Previous code allowed rent increases of up to 10 percent without landlords being required to cover the moving costs of tenants. This temporary change in code will require relocation assistance for any rent increase between now and March 31, 2021, should a renter need to move out because they are unable to afford it.
Wheeler said the pandemic has exacerbated the housing-affordability problem in Portland and “now in a time of high unemployment and “when safe housing is critical to maintaining public health, we are continuing to hear about rents going up,” Wheeler said at a press conference earlier, “further challenging households that are already struggling to make their rent payments.”
Tenant relocation payments
“It’s likely that any rent increase would force renters to have to relocate while we’re in the middle of this pandemic. We need to do our part to protect renters from the tidal wave of evictions that we know is coming.
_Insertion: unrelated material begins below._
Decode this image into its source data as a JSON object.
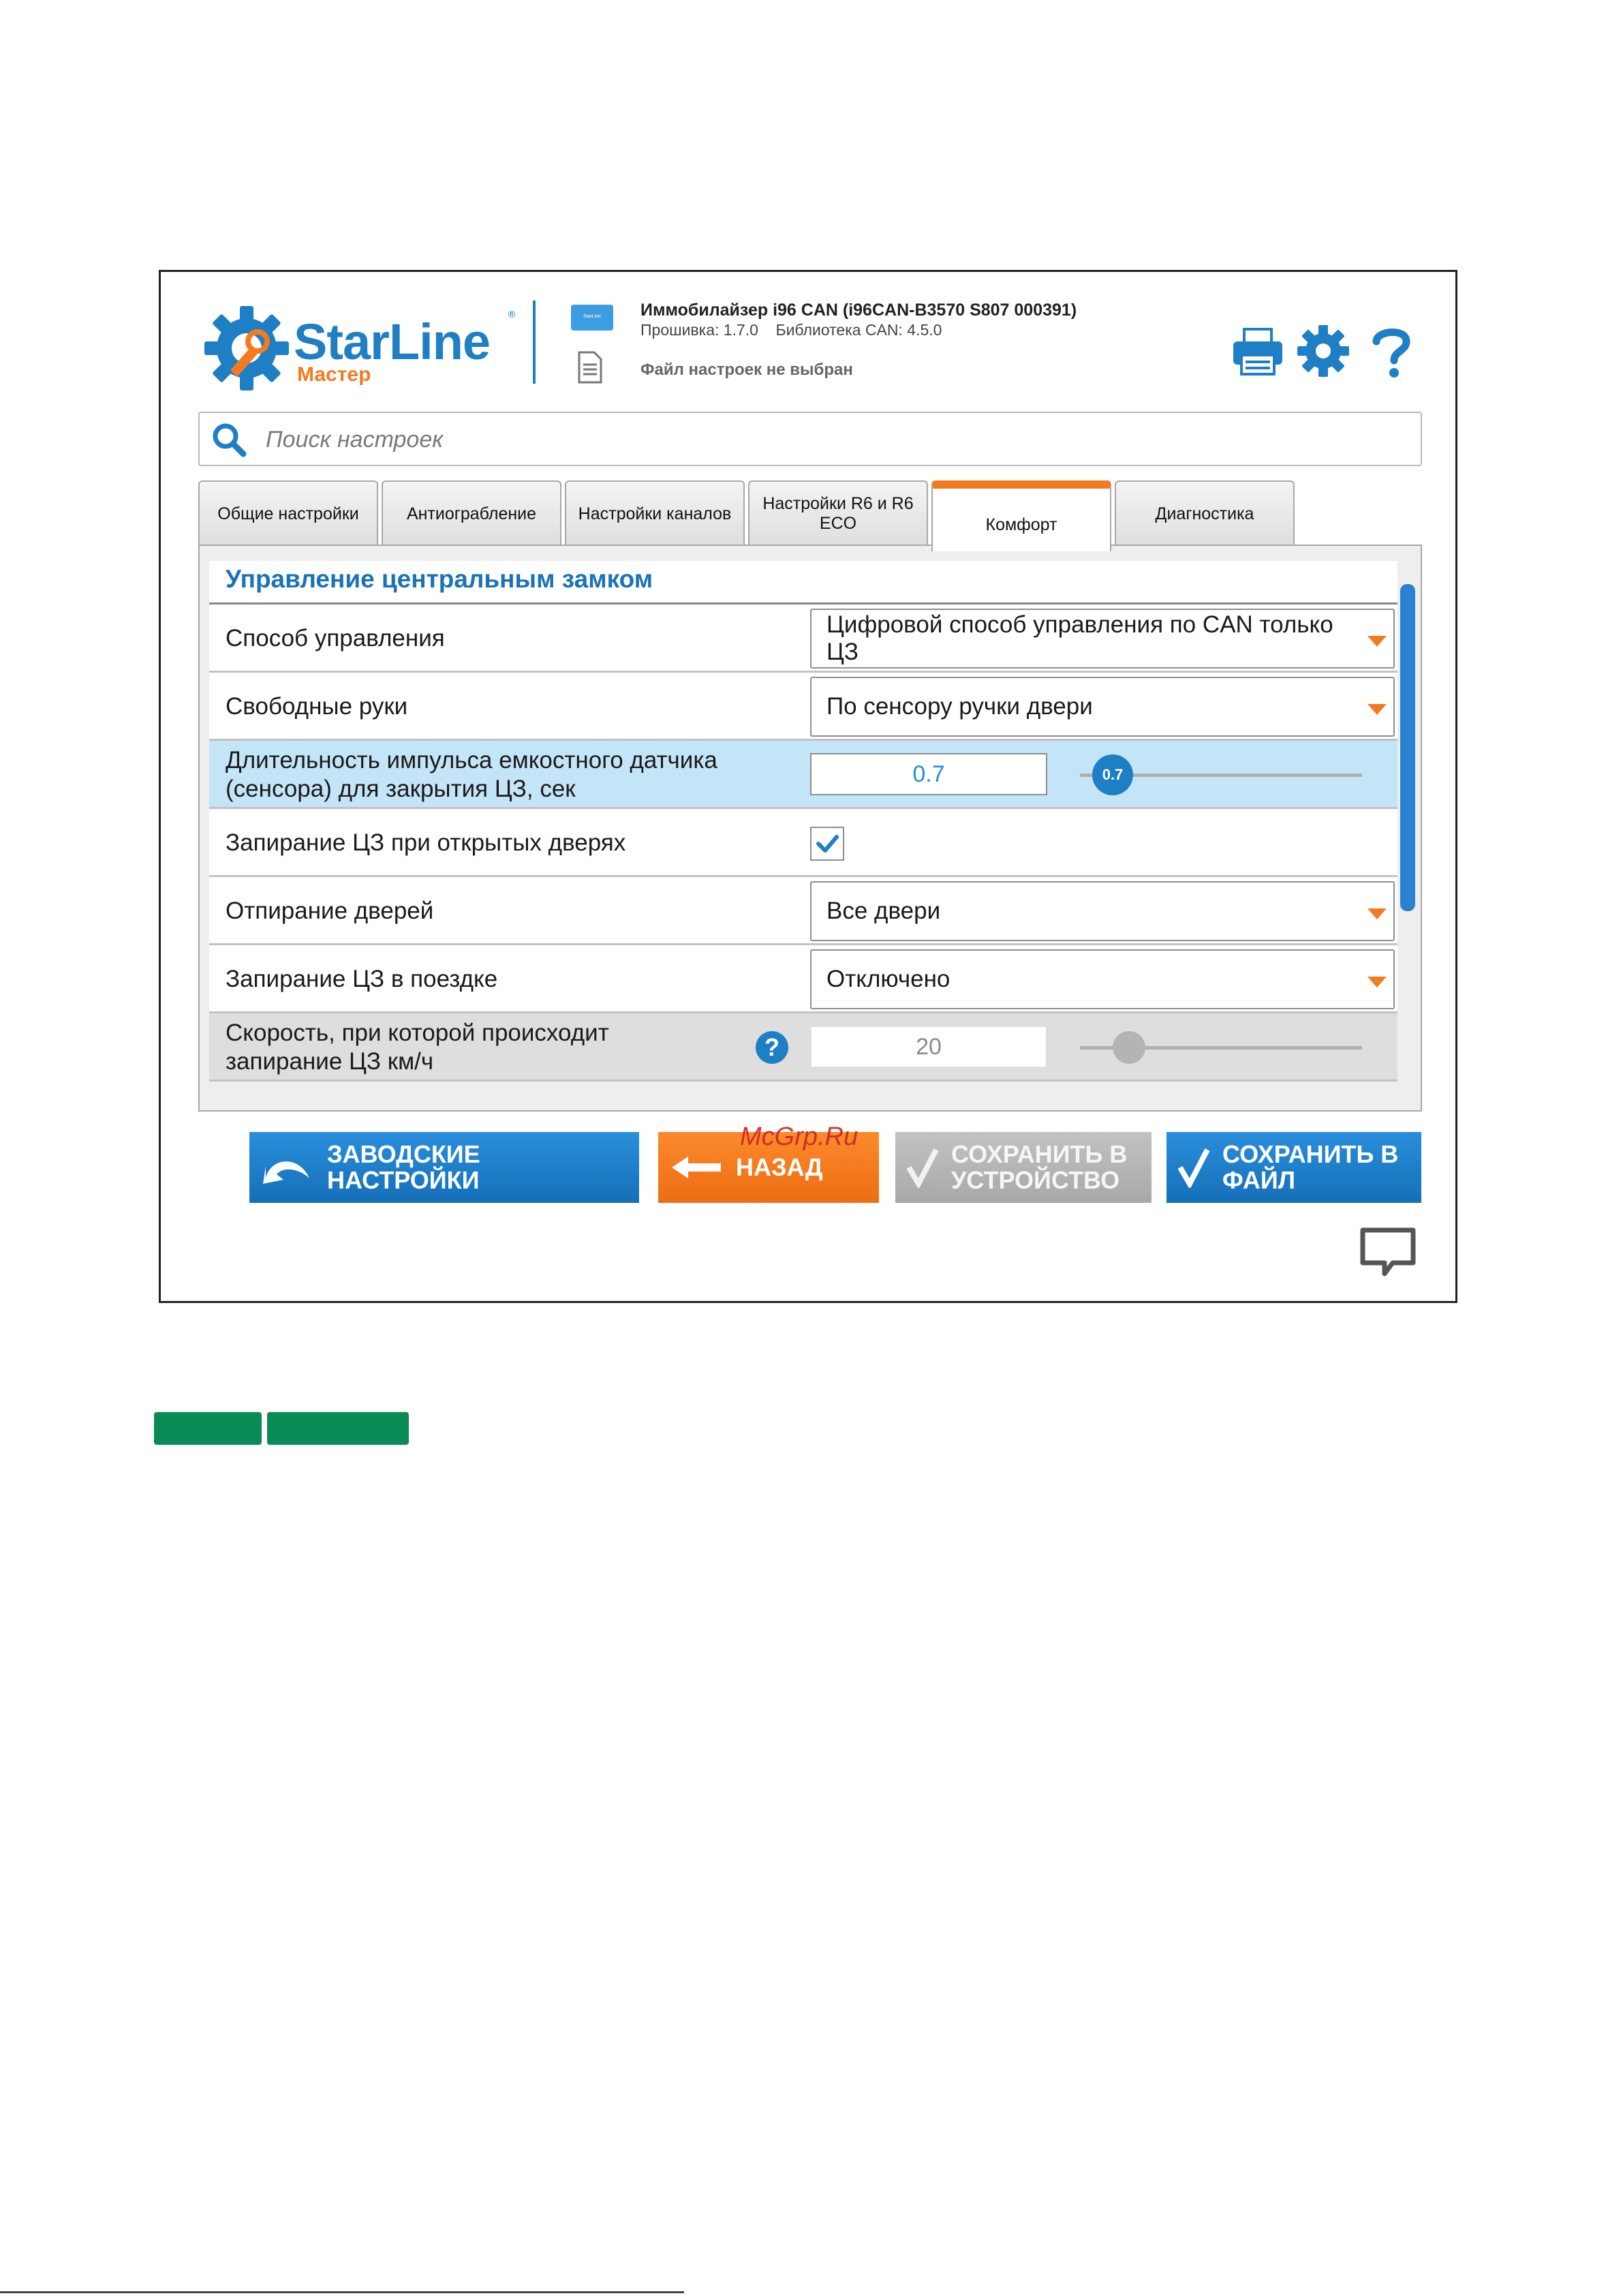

We need to support renters who may need to relocate due to rent increases.
“We also need to make sure that our local property owners who rent their homes to Portlanders are not foreclosed upon because of any unnecessary added costs that make it impossible for them to pay back their loans,” Wheeler said.
With eviction moratoriums set to expire in Oregon at the end of September, Wheeler said the council has been trying to provide rent assistance to households, but “we know these resources will not be enough” to stem the tide of what he says could be a “tidal wave” of evictions.
He also pointed out that eventually the new CDC eviction moratorium will also end, at the end of the year. He said it was also unclear if and when Gov. Kate Brown may extend the state moratorium beyond the end of September. Wheeler also said he would consider an order to extend the local eviction moratorium to the end of the year, absent an extension of the state’s eviction moratorium.
He said the Portland Housing Bureau demographic breakdown shows that 43 percent of renters in Portland are white, but 74 percent of Black, indigenous, and people of color are renters. He said renters are typically more vulnerable to cost-of-living and rent increases that can lead to displacement and issue.
Back rent is a problem
“It would take the average Black family in Portland almost six months to save up enough to repay just one month of back rent (at pre-COVID-19 levels). Even with an eviction moratorium in place and a six-month grace period to repay back rent, we were only postponing a much bigger problem without some bold action within the next four months,” Wheeler said.
He said one in four Portland renters were already paying more than half their monthly income toward rent prior to the pandemic. Since May, between 12 percent and 15 percent of Portland renters have been unable to make their monthly rent payments. Among “Class C” properties, which tend to be older buildings and located farther east, the rate of non-payment during the pandemic has been closer to 20 percent. Another reason he said tenant relocation payments are necessary.
He said unpaid rent now totals between $22 million and $28 million, but at the current rate it will balloon to $120 to $125 million by the end of September next year.
In addition, he has directed the Portland Housing Bureau to allocate approximately $500,000 of existing funding towards housing stabilization and relief in East Portland.
In addition to tenant relocation, “We need to protect renters and we also need to make sure that local property owners who rent their homes to Portlanders are not foreclosed on, because these circumstances make it impossible for them to pay back their loans,” the Portland mayor said. “These are temporary measures, but ensuring Portlanders stay in their homes may be the most important and effective action we can take right now.”
“I want to thank those building owners and landlords – and I’ve met with many, and I’ve spoken to many – who have already reached arrangements with their tenants to do everything they can to support them and keep them in their housing and not increase their rent during this crisis.
“I want to applaud and acknowledge that that building owners and landlords have been valued partners in this conversation, but the work we can do right here and now, together in the community through shared sacrifice, is keep as many people in their homes as possible throughout the remainder of this public health emergency. Housing is directly tied to public health in the midst of a pandemic,” Wheeler said.